Poe said she was collating the position papers of all the resource persons to craft a common procedure by which banks could restore the balances of their clients before the fraud.
“I am awaiting their sample procedure if we can act on a bill to require a uniform process from banks to protect the depositors victimized by fraud,” Poe said in a text message to the Inquirer.
“We can look into possible consumer protection and how banks can uniformly address ATM fraud and reinstate the financial status of the depositors who were victimized,” she added.
Benefit of doubt
The Bank of the Philippine Islands (BPI) has assured the committee that pending a more thorough investigation, it is giving bank clients the benefit of the doubt and is restoring their balances before the fraud, Poe said.
She said some banks were willing to “take the word of the client” and to resolve the complaints in a week’s time.
Meantime, the senator said she had asked the banks to speed their process in addressing complaints about ATM fraud.
“BPI assured me that as far as they are concerned it takes at most a week to resolve an ATM concern,” she said.
To combat card cloning or skimming, the Bangko Sentral ng Pilipinas (BSP) has mandated banks to ditch the magnetic stripe technology in favor of the EMV chip technology in ATM cards by January 2017.
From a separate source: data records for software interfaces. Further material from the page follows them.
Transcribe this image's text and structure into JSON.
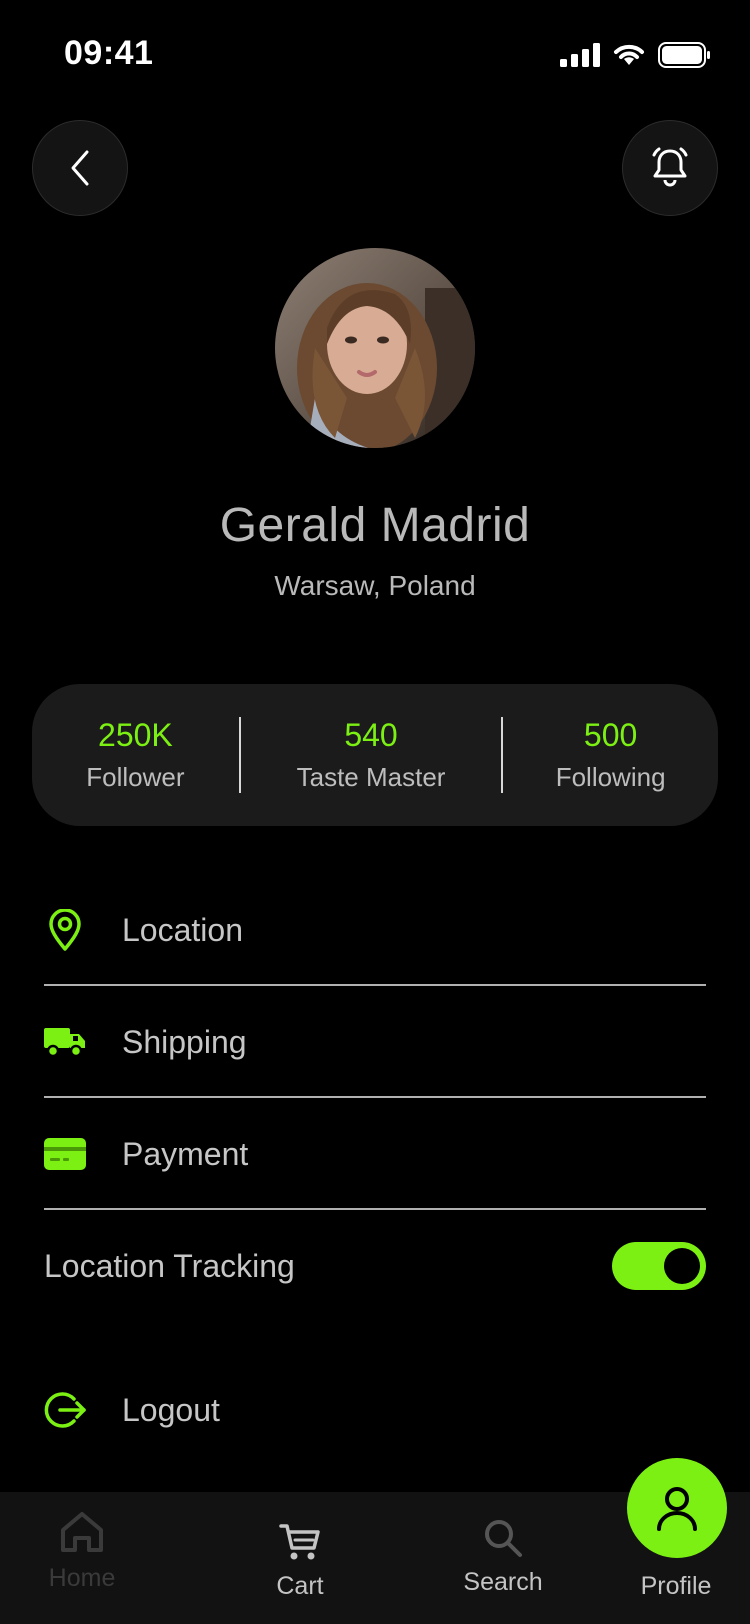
{
  "status": {
    "time": "09:41"
  },
  "profile": {
    "name": "Gerald Madrid",
    "location": "Warsaw, Poland"
  },
  "stats": [
    {
      "value": "250K",
      "label": "Follower"
    },
    {
      "value": "540",
      "label": "Taste Master"
    },
    {
      "value": "500",
      "label": "Following"
    }
  ],
  "menu": {
    "location": "Location",
    "shipping": "Shipping",
    "payment": "Payment",
    "tracking": "Location Tracking",
    "tracking_on": true,
    "logout": "Logout"
  },
  "nav": {
    "home": "Home",
    "cart": "Cart",
    "search": "Search",
    "profile": "Profile",
    "active": "profile"
  },
  "colors": {
    "accent": "#7cf013",
    "background": "#000000",
    "card": "#1b1b1b"
  },
  "icons": {
    "back": "chevron-left-icon",
    "bell": "bell-ringing-icon",
    "location": "map-pin-icon",
    "shipping": "truck-icon",
    "payment": "credit-card-icon",
    "logout": "logout-icon",
    "home": "home-icon",
    "cart": "cart-icon",
    "search": "search-icon",
    "profile": "user-icon"
  }
}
EMV is a chip-based technology developed by Europay, MasterCard and Visa.
It refers to payment chip cards that contain an embedded microprocessor that provides strong security features and other capabilities not possible with traditional magnetic strip cards, according to www.emvco.com.
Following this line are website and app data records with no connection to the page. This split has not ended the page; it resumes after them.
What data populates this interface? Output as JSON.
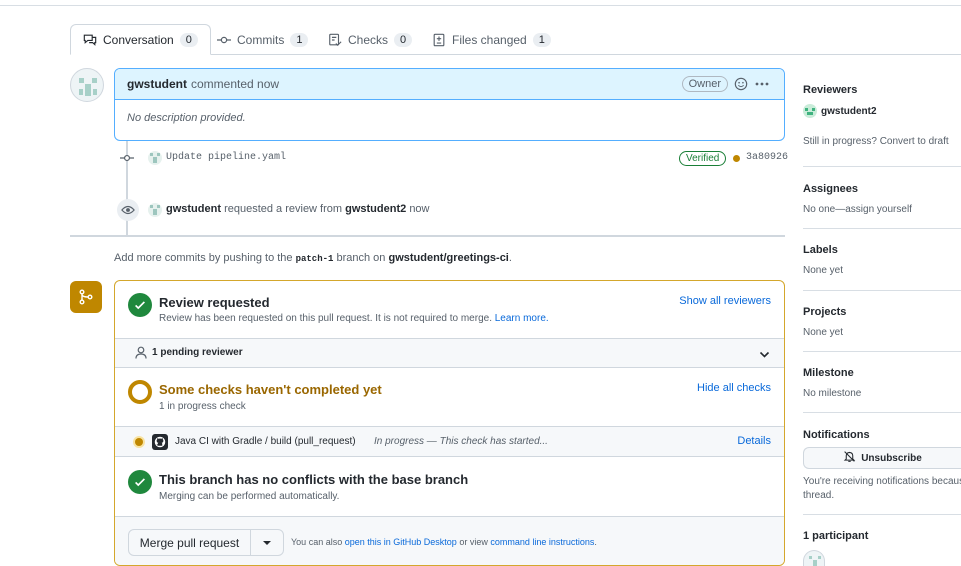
{
  "tabs": [
    {
      "label": "Conversation",
      "count": "0"
    },
    {
      "label": "Commits",
      "count": "1"
    },
    {
      "label": "Checks",
      "count": "0"
    },
    {
      "label": "Files changed",
      "count": "1"
    }
  ],
  "comment": {
    "author": "gwstudent",
    "action": "commented now",
    "badge": "Owner",
    "body": "No description provided."
  },
  "commit": {
    "message": "Update pipeline.yaml",
    "verified": "Verified",
    "sha": "3a80926"
  },
  "review_event": {
    "author": "gwstudent",
    "text": "requested a review from",
    "reviewer": "gwstudent2",
    "time": "now"
  },
  "push_note": {
    "prefix": "Add more commits by pushing to the",
    "branch": "patch-1",
    "middle": "branch on",
    "repo": "gwstudent/greetings-ci",
    "suffix": "."
  },
  "mergebox": {
    "review": {
      "title": "Review requested",
      "desc": "Review has been requested on this pull request. It is not required to merge.",
      "learn_more": "Learn more.",
      "action": "Show all reviewers"
    },
    "pending": {
      "label": "1 pending reviewer"
    },
    "checks": {
      "title": "Some checks haven't completed yet",
      "desc": "1 in progress check",
      "action": "Hide all checks"
    },
    "check_item": {
      "name": "Java CI with Gradle / build (pull_request)",
      "status": "In progress — This check has started...",
      "details": "Details"
    },
    "conflicts": {
      "title": "This branch has no conflicts with the base branch",
      "desc": "Merging can be performed automatically."
    },
    "merge": {
      "button": "Merge pull request",
      "note_prefix": "You can also",
      "desktop_link": "open this in GitHub Desktop",
      "note_middle": "or view",
      "cli_link": "command line instructions",
      "note_suffix": "."
    }
  },
  "sidebar": {
    "reviewers": {
      "heading": "Reviewers",
      "name": "gwstudent2",
      "note": "Still in progress? Convert to draft"
    },
    "assignees": {
      "heading": "Assignees",
      "value": "No one—assign yourself"
    },
    "labels": {
      "heading": "Labels",
      "value": "None yet"
    },
    "projects": {
      "heading": "Projects",
      "value": "None yet"
    },
    "milestone": {
      "heading": "Milestone",
      "value": "No milestone"
    },
    "notifications": {
      "heading": "Notifications",
      "button": "Unsubscribe",
      "note": "You're receiving notifications because",
      "note2": "thread."
    },
    "participants": {
      "heading": "1 participant"
    }
  },
  "colors": {
    "accent": "#0969da",
    "success": "#1f883d",
    "warning": "#bf8700",
    "comment_bg": "#ddf4ff"
  }
}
Presidential Security Group member Raphael Marcial was charged after he was caught carrying a scanner supposedly used to copy ATM cards and cards bearing different names in a Makati City bank.
In the case of the journalist who was a recent victim of card cloning, as reported in the Inquirer on Feb. 27, “Elsa” on Thursday said that PSBank had informed her that it had “decided to credit back the P27,000 that was debited from [her] account last Feb. 1, 2014.”
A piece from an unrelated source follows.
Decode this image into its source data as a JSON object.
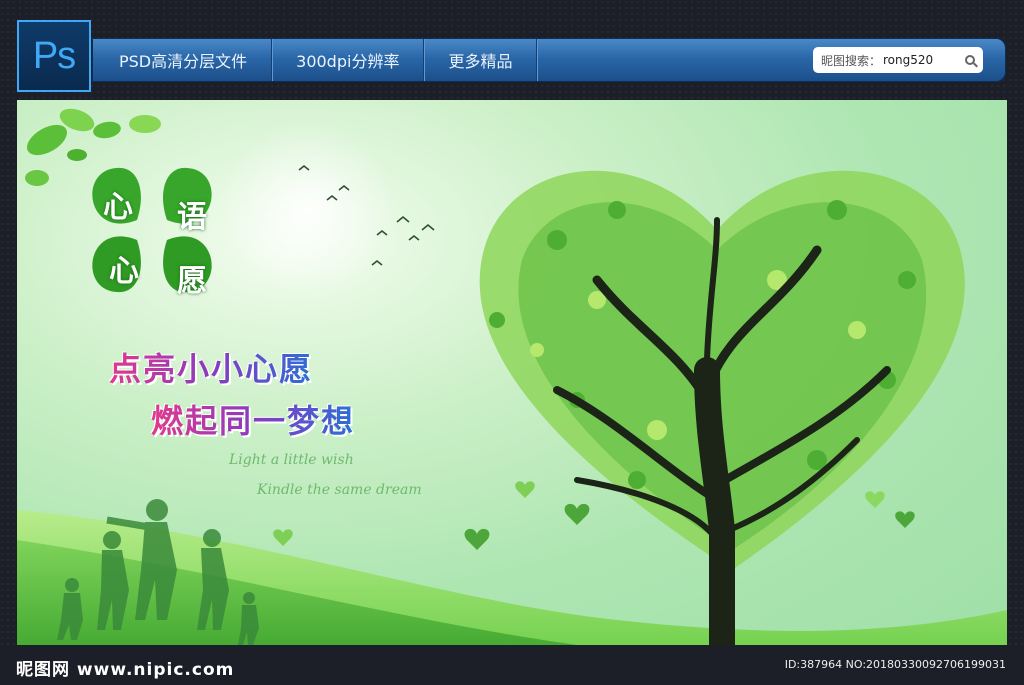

Two top PSBank executives visited Elsa in her office in Makati City and gave her a box of six “ensaymadas,” which she shared with officemates.
The bank said the investigation of the transaction was “still ongoing and all efforts are being exhausted in resolving this.”
In a statement, PSBank claimed that it, together with parent bank Metrobank, was the first bank in the country to initiate steps and invest heavily in the EMV-enabled ATMs to provide heightened ATM security features to its clients.
“This is our first step in providing full protection to our clients against the global issue of ATM card skimming. This is also in line with the requirement to upgrade the security features of all ATMs in the country to address this concern,” PSBank said.
“We highly encourage all our clients to be vigilant and perceptive about suspicious-looking devices in an ATM.”
Card cloning or skimming in the country had been reported as early as 2011 but became rampant in 2012, and carried out by an international syndicate, Poe said during the hearing.
Several ATMs in Binondo, Manila; Malabon; Quezon City; and the eastern part of the metropolis were found to have been tampered with, she said.
Banks whose customers fell victim to ATM fraud could be held liable and be asked to give a refund, according to the BSP. This is if investigations prove that banks are the ones that bear the heavier burden of responsibility.
“Actually, when fraud happens, the cause has to be investigated. Who bears the losses depends on the circumstances. Both bank and customer each have certain responsibilities as part of their contract. If it’s the bank’s fault, then it should do the right thing of at least refunding,” BSP Deputy Governor Nestor Espenilla said on Thursday.
The BSP, however, so far is not requiring concerned banks to do a refund.
On Thursday, Poe lauded again the BSP for issuing Circular No. 808 requiring all banks to issue EMV-capable cards by January 2017.
“The initiative of the BSP to require all ATM cards to have computer chips to replace the strip is a proactive step,” she said.
At the hearing, Guillermo of the Police Anti-Cyber Crime Group said his group was also investigating the online sale of account information.
“Some are selling ATM, bank and credit card information,” he said, but did not elaborate.—With a report from Michelle Remo
Originally posted at 7:24 pm | Thursday, February 27, 2014
Subscribe to INQUIRER PLUS to get access to The Philippine Daily Inquirer & other 70+ titles, share up to 5 gadgets, listen to the news, download as early as 4am & share articles on social media. Call 896 6000.